Saturday, April 27, 2013

Letters: Readers howling mad at wolf-hunting bill

April 23, 2013   
As an anthrozoologist, I am well aware of the powerful link between animal abuse and human cruelty. The horrendous assault on Michiganders’ voting rights evident by the proposition of Senate Bill 288 is just the latest example.

Introduced on April 9 by state Sen. Tom Casperson, R-Escanaba, Senate Bill 288 seeks to allow unelected members of the Natural Resources Commission — and not the voters of Michigan — to determine whether wolves and other animals should be hunted and trapped for trophies after decades of protection. This is an egregious attack not only on Michigan wildlife but also on the fundamental rights of Michigan voters.

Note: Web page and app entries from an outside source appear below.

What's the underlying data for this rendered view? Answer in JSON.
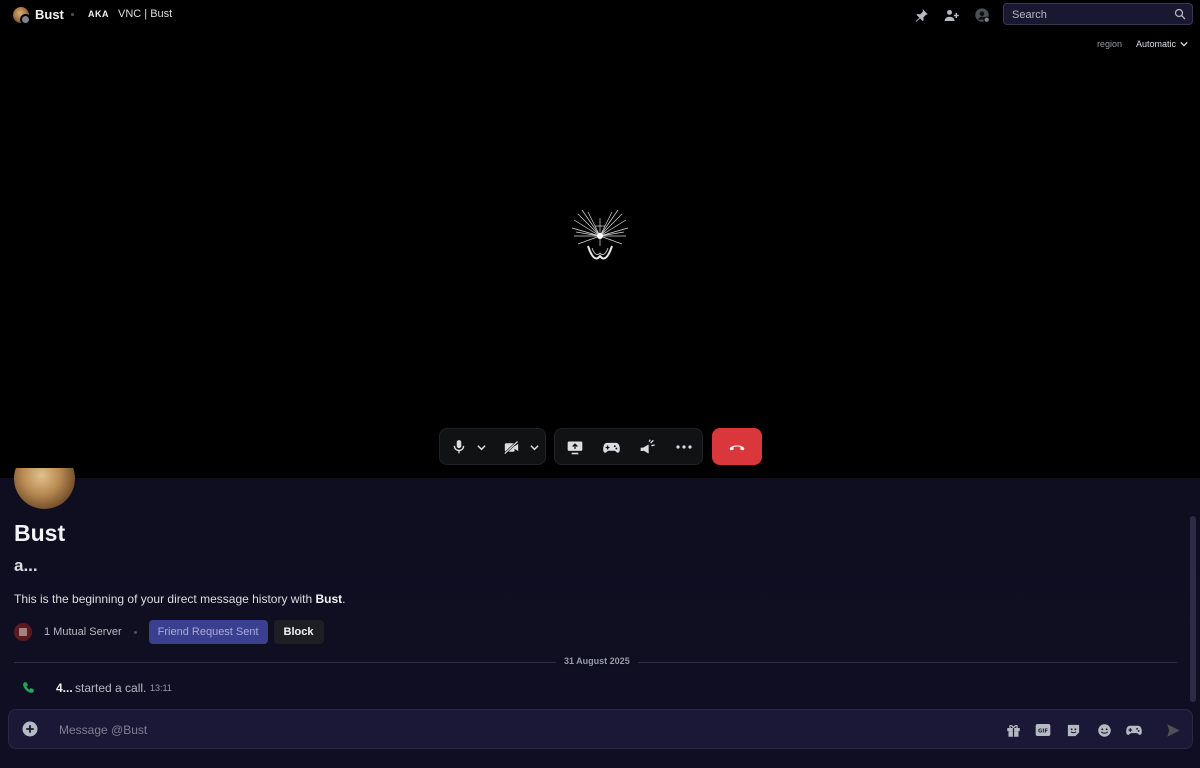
{
  "topbar": {
    "user_name": "Bust",
    "aka_label": "AKA",
    "aka_names": "VNC | Bust",
    "icons": [
      "pin-icon",
      "add-friends-icon",
      "user-profile-icon"
    ],
    "search_placeholder": "Search"
  },
  "call": {
    "region_label": "region",
    "region_value": "Automatic",
    "controls": {
      "mic": "microphone-icon",
      "camera": "camera-off-icon",
      "screen_share": "screen-share-icon",
      "activities": "gamepad-icon",
      "soundboard": "soundboard-icon",
      "more": "more-icon",
      "end_call": "hang-up-icon"
    },
    "end_call_color": "#da373c"
  },
  "profile": {
    "display_name": "Bust",
    "username": "a...",
    "intro_prefix": "This is the beginning of your direct message history with ",
    "intro_name": "Bust",
    "intro_suffix": ".",
    "mutual_servers": "1 Mutual Server",
    "friend_request_label": "Friend Request Sent",
    "block_label": "Block"
  },
  "messages": {
    "date_divider": "31 August 2025",
    "items": [
      {
        "author": "4...",
        "action": "started a call.",
        "time": "13:11",
        "icon": "phone-icon"
      }
    ]
  },
  "composer": {
    "placeholder": "Message @Bust",
    "icons": [
      "gift-icon",
      "gif-icon",
      "sticker-icon",
      "emoji-icon",
      "apps-icon",
      "send-icon"
    ]
  }
}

As important as the wolf issue is, this debate has now spiraled into one even greater. No longer is this just about wildlife. This is now about voting rights. Do not let this blatant display of political bullying go by unnoticed. Call your representative now and urge him or her to oppose SB 288.
John Di Leonardo

Bill tries to go around petition drive

Why would legislators voluntarily give up authority? Under current law, only the Legislature can add an animal to the list of species to be hunted. Senate Bill 288 would give seven unelected members of the Natural Resources Commission that same right to designate animals as game species. Proponents claim that, if the bill passes, the decision of which animals are hunted would be based on only “sound science” and not on politics. Is it just a coincidence that this bill was introduced less than two weeks after the Keep Wolves Protected campaign, a coalition of Michigan citizens and organizations, turned in more than a quarter million signatures in a referendum to let voters decide whether to hunt wolves? If SB 288 is signed into law, public oversight of the process would be marginalized if not curtailed. This bill is bad for legislators, bad for people and, ultimately, bad for wildlife.

Beatrice M. Friedlander